- Plastic bags – Now that they are no longer free, try and keep a collection of reusable bags near the front door, in your desk and in the boot of your car so that you’re always prepared even for an unexpected shopping trip!
- Switch your bulbs – LED bulbs are much more energy efficient that regular light bulbs and are now much cheaper! Many give out a pleasing warm light rather than a harsh white light. LEDs have very long lifetimes and are generally robust. They also instantaneously switch-on. The image above shows LEDS being used in the kitchen of a home at Beaulieu Heath. There are also CFL (compact fluorescent light) bulbs that are much more energy efficient that regular light bulbs and are cheaper however major manufacturers are phasing them out now in favour of LEDs!
- Compost – Making a compost bin for your garden is the best way to make nutrients for your plants as well as minimising the amount of waste that you throw out from your household.
- Thermal blinds – Insulation is great to prevent leaks and improves your home’s energy draw by 20/30 per cent. A much cheaper way of insulating your home is by using thermal blinds, which will trap in the heat. A draft guard on your front door will also help with insulation.
- Switching off – When you aren’t using electrical appliances always ensure that you are not just leaving them on standby but are switching them off, and sometimes to do this you need to unplug them completely. They use energy even on standby modes so it’s best just to take them out of the socket. You will also save on your electricity bills!
- Take off your shoes – Bringing your shoes into the house will also bring in the car exhaust, chemicals and pesticides too. Leave them by the front door or in the porch to keep your home healthier.
- Green all over – Decorate your home with more plants and you will be benefitting the environment as well as you and your family. Your home will be full of cleaner air, and it adds a fresh touch and scent to your home.
- Donate old clothes – Create more storage space by clearing out old clothes. By donating your old clothes rather than throwing them away, you will reduce 27 pounds of carbon emissions.
- Fragrance free products – Fragrances can contain chemicals that are harmful to the ecosystem when they are washed down the drain. Choose products containing essential oils if you like to use perfumed products.
Even if you can only do a few of these things you will be helping save money and reducing your impact on the environment.

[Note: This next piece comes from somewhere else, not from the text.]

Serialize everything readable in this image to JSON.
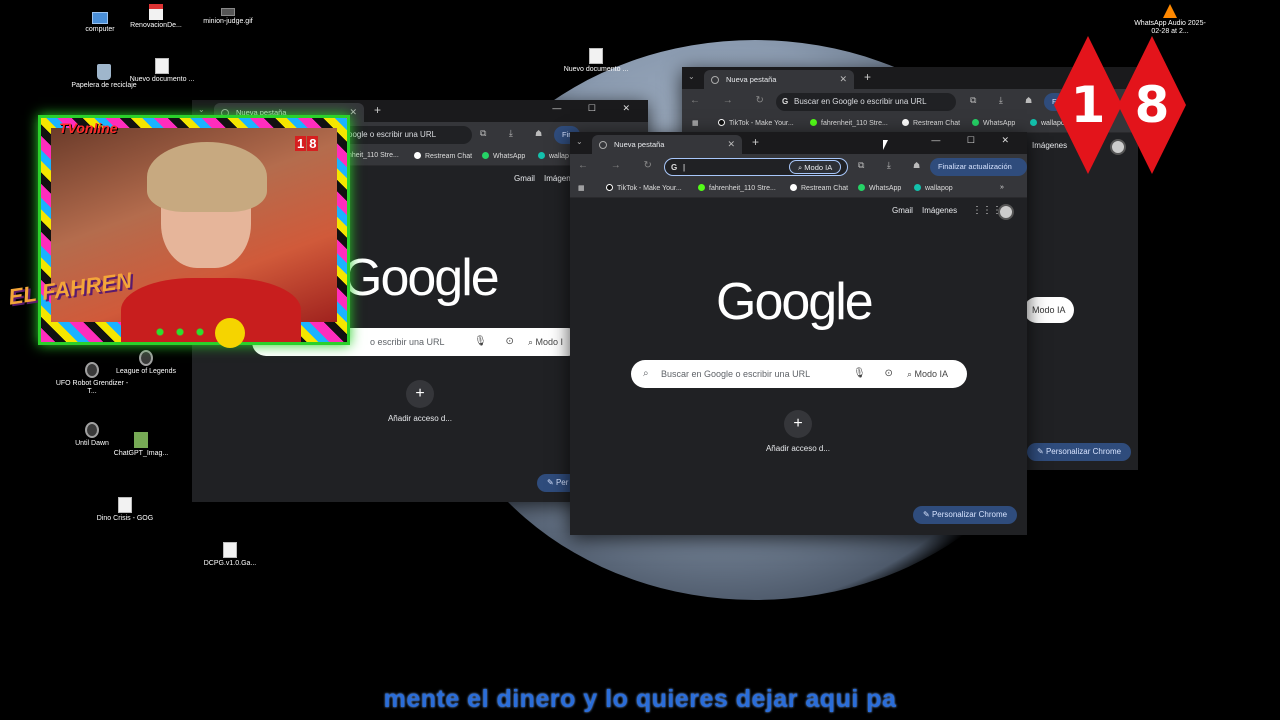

There are many reasons to buy a new home from Countryside such as the fact that our homes are on average 6.5 times more energy efficient than a house built 30 years ago.
Head of Corporate Communications